(Data entries)

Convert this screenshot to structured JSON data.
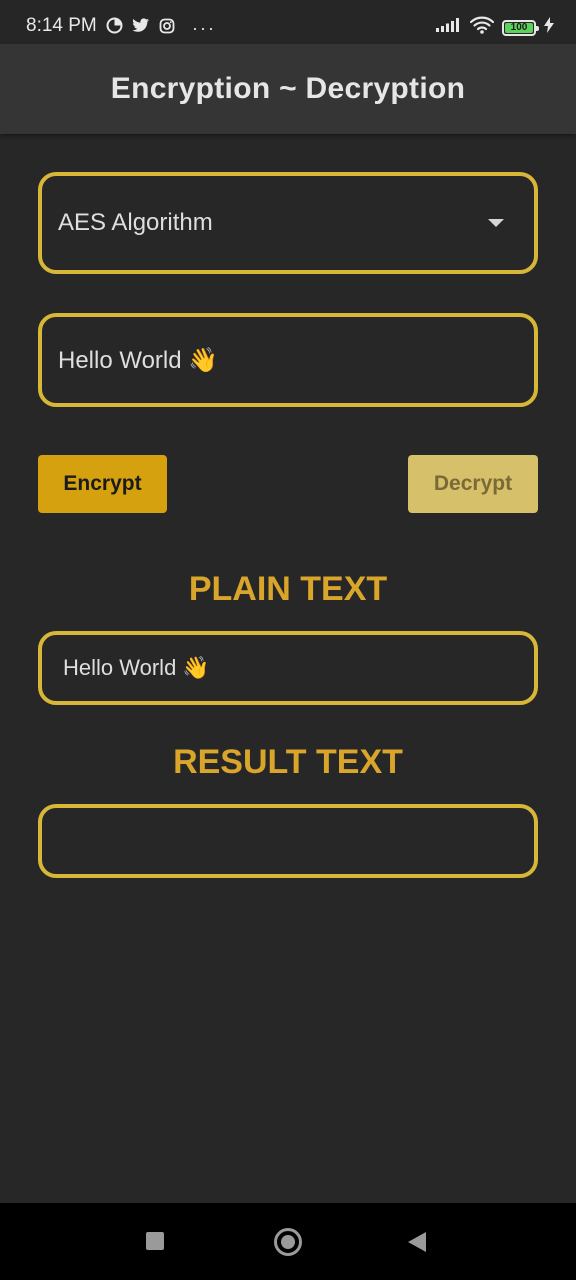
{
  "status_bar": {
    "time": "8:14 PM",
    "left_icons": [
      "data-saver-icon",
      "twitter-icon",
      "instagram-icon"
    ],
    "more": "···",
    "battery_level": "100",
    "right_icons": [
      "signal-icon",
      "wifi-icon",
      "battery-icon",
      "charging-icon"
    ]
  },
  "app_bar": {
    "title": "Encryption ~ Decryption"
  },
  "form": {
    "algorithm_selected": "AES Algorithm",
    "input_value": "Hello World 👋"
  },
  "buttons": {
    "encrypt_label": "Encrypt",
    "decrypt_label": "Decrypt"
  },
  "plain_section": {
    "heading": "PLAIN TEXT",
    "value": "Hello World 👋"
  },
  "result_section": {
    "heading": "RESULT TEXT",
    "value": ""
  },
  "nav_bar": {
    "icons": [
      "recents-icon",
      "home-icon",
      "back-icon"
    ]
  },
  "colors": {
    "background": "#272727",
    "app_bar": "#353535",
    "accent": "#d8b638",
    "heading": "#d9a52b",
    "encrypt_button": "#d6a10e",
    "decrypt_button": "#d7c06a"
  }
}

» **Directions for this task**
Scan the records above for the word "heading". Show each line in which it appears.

» **Exercise output**
    "heading": "PLAIN TEXT",
    "heading": "RESULT TEXT",
    "heading": "#d9a52b",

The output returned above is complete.